Hi mate. It’s a fair point and valid bearing in mind Klopp isn’t the most orthodox manager around. What you’ve said has kind of made me reassess the spine thing but I still think it’s crucial to a team. Regardless of Klopp’s philosophy or style or how much he gets from the players, a corner is still a corner and a free kick around the box is still a free kick around the box. Similarly, at the other end of the pitch the ball still has to be put in the net. You can’t win the league without a quality striker.
I think you’re right though, In the past we’ve been able to name the strong spine of the title winning sides but come the end of this season we won’t be able to name ours. It’s too interchangeable.
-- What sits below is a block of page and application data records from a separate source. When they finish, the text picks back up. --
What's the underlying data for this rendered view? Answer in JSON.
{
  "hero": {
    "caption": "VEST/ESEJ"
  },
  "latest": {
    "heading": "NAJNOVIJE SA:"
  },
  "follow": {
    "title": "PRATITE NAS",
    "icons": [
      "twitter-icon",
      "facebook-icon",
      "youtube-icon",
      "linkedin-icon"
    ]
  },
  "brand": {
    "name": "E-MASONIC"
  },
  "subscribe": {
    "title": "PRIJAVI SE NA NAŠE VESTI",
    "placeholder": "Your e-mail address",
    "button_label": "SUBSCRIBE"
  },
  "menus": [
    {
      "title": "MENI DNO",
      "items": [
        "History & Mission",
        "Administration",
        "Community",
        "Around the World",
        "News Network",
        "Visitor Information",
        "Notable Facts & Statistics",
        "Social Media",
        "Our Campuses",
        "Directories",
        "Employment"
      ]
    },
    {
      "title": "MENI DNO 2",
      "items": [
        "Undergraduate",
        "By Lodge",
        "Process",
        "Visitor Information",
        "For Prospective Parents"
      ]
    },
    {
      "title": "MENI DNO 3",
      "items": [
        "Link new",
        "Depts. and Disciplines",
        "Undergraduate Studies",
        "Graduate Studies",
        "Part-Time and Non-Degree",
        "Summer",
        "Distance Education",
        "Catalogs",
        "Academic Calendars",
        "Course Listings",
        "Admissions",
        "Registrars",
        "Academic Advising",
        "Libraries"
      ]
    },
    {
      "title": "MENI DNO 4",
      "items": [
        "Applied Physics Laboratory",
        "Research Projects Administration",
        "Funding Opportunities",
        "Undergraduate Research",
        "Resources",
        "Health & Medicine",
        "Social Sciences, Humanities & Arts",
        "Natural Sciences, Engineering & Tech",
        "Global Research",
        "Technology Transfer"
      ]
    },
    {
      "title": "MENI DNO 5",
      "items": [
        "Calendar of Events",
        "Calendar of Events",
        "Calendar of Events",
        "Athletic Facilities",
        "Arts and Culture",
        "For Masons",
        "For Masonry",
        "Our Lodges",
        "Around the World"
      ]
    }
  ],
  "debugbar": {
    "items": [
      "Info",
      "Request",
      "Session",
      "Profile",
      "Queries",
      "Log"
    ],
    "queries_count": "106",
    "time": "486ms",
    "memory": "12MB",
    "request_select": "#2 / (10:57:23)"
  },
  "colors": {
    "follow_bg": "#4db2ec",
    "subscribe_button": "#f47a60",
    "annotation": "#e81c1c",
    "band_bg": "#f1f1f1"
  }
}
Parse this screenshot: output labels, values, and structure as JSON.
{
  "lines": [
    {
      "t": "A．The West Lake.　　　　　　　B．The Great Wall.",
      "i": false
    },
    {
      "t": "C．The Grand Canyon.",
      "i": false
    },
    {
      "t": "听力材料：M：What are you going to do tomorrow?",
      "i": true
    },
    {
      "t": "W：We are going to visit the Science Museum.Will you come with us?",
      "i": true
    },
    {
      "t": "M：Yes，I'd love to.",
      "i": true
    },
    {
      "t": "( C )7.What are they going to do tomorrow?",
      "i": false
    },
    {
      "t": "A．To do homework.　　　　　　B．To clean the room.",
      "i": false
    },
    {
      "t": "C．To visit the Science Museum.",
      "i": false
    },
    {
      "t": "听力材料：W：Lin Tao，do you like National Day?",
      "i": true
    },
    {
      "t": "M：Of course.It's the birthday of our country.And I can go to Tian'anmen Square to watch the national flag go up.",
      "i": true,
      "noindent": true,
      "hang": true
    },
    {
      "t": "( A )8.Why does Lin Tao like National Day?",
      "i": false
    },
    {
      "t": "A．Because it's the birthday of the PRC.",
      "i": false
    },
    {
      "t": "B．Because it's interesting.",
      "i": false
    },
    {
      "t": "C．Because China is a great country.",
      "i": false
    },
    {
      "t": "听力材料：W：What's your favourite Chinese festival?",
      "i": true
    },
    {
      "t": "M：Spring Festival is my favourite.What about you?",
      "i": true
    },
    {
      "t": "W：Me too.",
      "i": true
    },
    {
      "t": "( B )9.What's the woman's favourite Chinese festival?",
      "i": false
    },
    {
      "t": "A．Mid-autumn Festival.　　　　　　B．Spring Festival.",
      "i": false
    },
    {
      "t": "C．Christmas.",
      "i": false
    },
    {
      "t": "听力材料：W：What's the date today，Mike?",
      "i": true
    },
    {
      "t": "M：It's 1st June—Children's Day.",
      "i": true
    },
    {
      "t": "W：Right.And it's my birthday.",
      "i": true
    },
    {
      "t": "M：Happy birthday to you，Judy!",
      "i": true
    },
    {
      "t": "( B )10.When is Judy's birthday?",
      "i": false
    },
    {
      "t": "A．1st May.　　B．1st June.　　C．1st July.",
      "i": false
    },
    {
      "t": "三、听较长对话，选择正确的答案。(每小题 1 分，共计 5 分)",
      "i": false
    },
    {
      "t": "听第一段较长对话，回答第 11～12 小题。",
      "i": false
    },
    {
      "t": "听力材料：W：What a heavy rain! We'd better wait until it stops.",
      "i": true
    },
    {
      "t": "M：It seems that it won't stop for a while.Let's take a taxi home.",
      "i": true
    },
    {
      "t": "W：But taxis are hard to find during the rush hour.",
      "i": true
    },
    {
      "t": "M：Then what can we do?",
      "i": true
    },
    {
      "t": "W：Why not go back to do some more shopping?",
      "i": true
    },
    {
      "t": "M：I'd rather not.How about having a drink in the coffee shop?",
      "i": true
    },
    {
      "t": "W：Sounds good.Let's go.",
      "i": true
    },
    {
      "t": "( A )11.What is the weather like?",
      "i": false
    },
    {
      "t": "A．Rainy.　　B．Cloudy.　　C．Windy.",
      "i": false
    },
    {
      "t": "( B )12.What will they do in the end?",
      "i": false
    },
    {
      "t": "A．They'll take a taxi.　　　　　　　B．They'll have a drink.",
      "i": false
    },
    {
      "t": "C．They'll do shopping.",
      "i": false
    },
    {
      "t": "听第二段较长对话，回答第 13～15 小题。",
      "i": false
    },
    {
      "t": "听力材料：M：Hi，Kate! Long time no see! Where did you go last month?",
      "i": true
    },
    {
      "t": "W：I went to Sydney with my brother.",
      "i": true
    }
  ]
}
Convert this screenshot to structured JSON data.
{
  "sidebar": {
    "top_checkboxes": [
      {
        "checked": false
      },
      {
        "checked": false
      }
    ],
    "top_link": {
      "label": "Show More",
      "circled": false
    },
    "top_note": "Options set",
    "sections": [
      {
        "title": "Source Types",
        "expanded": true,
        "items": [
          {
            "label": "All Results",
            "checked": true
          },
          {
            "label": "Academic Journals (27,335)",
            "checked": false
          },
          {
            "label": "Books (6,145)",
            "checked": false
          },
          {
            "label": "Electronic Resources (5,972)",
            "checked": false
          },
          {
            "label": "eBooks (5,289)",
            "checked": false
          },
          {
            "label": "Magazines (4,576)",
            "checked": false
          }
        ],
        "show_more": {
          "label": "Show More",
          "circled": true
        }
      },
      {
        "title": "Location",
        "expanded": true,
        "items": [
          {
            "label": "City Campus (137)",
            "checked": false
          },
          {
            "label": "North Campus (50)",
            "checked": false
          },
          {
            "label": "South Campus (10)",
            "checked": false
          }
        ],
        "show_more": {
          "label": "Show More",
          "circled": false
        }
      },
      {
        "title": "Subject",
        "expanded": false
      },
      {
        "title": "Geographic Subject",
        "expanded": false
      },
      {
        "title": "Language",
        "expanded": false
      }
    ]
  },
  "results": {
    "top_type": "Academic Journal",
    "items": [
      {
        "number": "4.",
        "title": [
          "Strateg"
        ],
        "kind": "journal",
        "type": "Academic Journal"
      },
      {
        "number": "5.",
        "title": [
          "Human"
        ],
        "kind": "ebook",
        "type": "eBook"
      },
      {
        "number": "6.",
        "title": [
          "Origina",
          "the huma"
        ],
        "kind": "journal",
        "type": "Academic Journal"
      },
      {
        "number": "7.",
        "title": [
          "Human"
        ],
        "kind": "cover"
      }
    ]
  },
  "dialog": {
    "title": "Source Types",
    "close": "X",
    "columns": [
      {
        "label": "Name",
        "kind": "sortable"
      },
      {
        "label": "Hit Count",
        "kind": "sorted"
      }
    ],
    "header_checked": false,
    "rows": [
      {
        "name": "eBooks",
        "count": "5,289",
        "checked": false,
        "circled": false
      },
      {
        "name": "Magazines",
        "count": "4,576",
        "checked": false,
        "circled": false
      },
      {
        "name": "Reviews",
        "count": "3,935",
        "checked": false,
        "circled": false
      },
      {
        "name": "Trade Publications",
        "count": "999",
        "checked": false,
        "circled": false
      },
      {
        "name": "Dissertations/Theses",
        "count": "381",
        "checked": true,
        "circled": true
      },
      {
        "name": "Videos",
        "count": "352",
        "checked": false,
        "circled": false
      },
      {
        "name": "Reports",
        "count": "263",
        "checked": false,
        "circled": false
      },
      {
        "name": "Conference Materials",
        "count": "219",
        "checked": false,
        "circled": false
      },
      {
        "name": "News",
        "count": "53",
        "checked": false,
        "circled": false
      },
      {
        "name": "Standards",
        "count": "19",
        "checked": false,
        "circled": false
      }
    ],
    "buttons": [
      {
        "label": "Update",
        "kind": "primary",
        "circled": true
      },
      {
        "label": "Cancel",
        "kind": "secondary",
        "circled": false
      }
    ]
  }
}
It feels like a squad rather than a team.
The issue for me with Mignolet is, if we look at how we play under Klopp then I expect us to concede less shots on target the longer he’s here. I think we’ve seen it already. It’s because of how we defend now. We get players back quick and in numbers. Similar to how we don’t have any meaningful shots when teams park the bus at Anfield, our opponents aren’t. The threat will be reduced to set pieces for the large part, and has been even under Klopp. For me, a commanding keeper is essential and it’s not Mignolet regardless of his age. His little skinny legs aren’t intimidating in the least. Like all LFC players, I like Mignolet and hope he does well and proves us all wrong. If you wanna go empire building though, you’ve got to tread on people on the way. You’ve got to be ruthless. Mignolet’s good but he’s not good enough for a team with our aspirations and I’m guessing Klopp will see that. He strikes me as ruthless, such is his desire to win.
Mignolet is a good goalkeeper. Not world class but more than adequate. Klopp can manage with Weidenfeller. We will be fine with Mignolet.
Calling him a good shot stopper is like calling my neighbour a good driver of buses. It is the minimum requirement we would accept..